In 2001, Democrats in the Legislature pounded Republican plans to start a private school voucher program for poor and predominantly minority kids. They said it was unconstitutional, a drain on public schools, even un-American. In the end, all but one Democrat voted against it.
Times have changed. This year, a bill to vastly expand the same program passed by large margins.
And this time, a third of the Democratic caucus was on board.
"I'm a strong advocate for public school education, and I'm not necessarily a strong advocate for vouchers," said Rep. Bill Heller, D-St. Petersburg, one of four Tampa Bay-area Democrats to vote yes. But "the bottom line has to be the child. If good things are happening for the child, then you can justify it."
In the past few years, a slow trickle of black Democrats have embraced tax-credit vouchers, which are funded by corporations in exchange for tax credits. But this year a steady stream of Democrats, including a handful of white Democrats like Heller, crossed over, moving toward a program championed by former Gov. Jeb Bush, even as Republicans were backing away from Bush's hard-core emphasis on the FCAT.
The erosion in Democratic opposition is especially noteworthy given the timing.
The same Legislature whacked public school funding by $332-million. And this fall's ballot will include two proposed constitutional amendments aimed at making vouchers a permanent part of Florida's education landscape.
One political observer said the Democrats may have handed voucher supporters ammunition for persuading Floridians to vote yes.

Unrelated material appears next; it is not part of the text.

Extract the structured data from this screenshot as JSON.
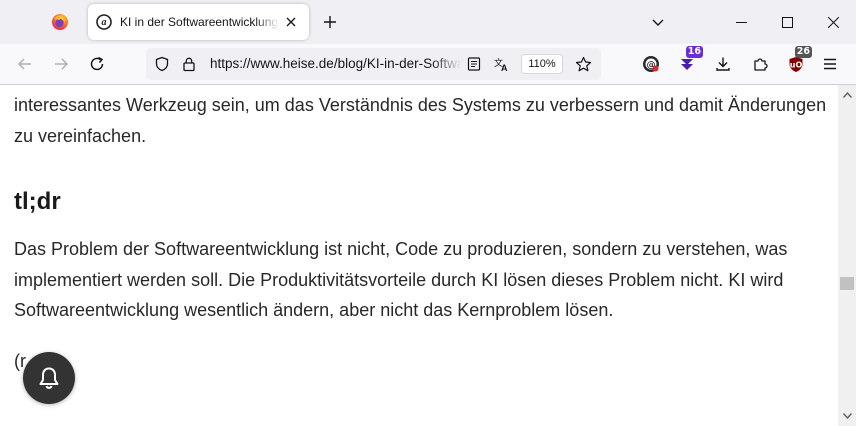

The electorate is "moving away from strictly partisan approaches to resolving issues," said Darryl Paulson, a professor of government at the University of South Florida St. Petersburg. "It seems to me the strongest argument they could make is there is growing bipartisan support for vouchers."
The legislation, spearheaded by Rep. Trey Traviesa, R-Tampa, increases the annual cap on corporate contributions from $88-million to $118-million. Initially, Traviesa pushed for bigger change — an additional $30-million each year for the next five years — but scaled back to accommodate budget concerns and wavering lawmakers.
"The bigger it felt, the harder it was to get some of the members who were on the line to come over," Traviesa said. "I wanted a strong bipartisan product."
About 20,000 students are in the program — including 1,676 in the Tampa Bay area — and 64 percent are black or Hispanic. Another 5,000 students will be able to join if, as expected, Gov. Charlie Crist signs the legislation.
The legislation increases the amount of each scholarship to $3,950, up $200 from this year. The average cost per student in public school is about $7,000.
Some Democratic supporters say they back the program because unlike Opportunity Scholarships, the state's first voucher program — which the Florida Supreme Court struck down in 2006 — the money for tax-credit scholarships doesn't come directly out of state coffers. Some offered what critics call a semantic defense.
"I don't think I'm voting for a voucher," said Rep. Betty Reed, a Tampa Democrat who has 13 private schools in her district that accept tax-credit scholarships. "It's a scholarship."
Reed initially voted for the bill, saying she wanted to give low-income families more school choice. But she switched her vote a few days later, citing budget concerns.
Heller voted against the bill in committee. But then he visited the Yvonne C. Reed Christian School in St. Petersburg and talked to parents who use tax-credit vouchers. He said they changed his mind.
The other Tampa Bay area Democrats who voted for the bill are Rep. Janet Long, D-Seminole, Rep. Darryl Rouson, D-St. Petersburg, and Rep. Michael Scionti, D-Tampa.
"I think they're seeing the light," said Rep. Seth McKeel, R-Lakeland. "This is not a voucher program. This is helping people."
Most Democrats remain wary. Many continue to argue that vouchers hurt public schools —and that this year was the worst possible time for an expansion. Others fear poor and minority kids are being used as a Trojan horse for a more radical agenda: vouchers for all kids.
House Minority Leader Dan Gelber said some Democrats are "genuinely conflicted."
Parents of scholarship recipients lobbied them intensely. And it's not unusual to hear those parents say they don't like the FCAT or prefer the smaller classes they see in private schools.
"To a certain extent, I don't know if you're seeing people like the program," Gelber said, "or you're seeing Democrats throw their hands up with what Republicans have put in our public schools, which to some extent has made these private schools more attractive."
Ron Matus can be reached at email@example.com or (727) 893-8873.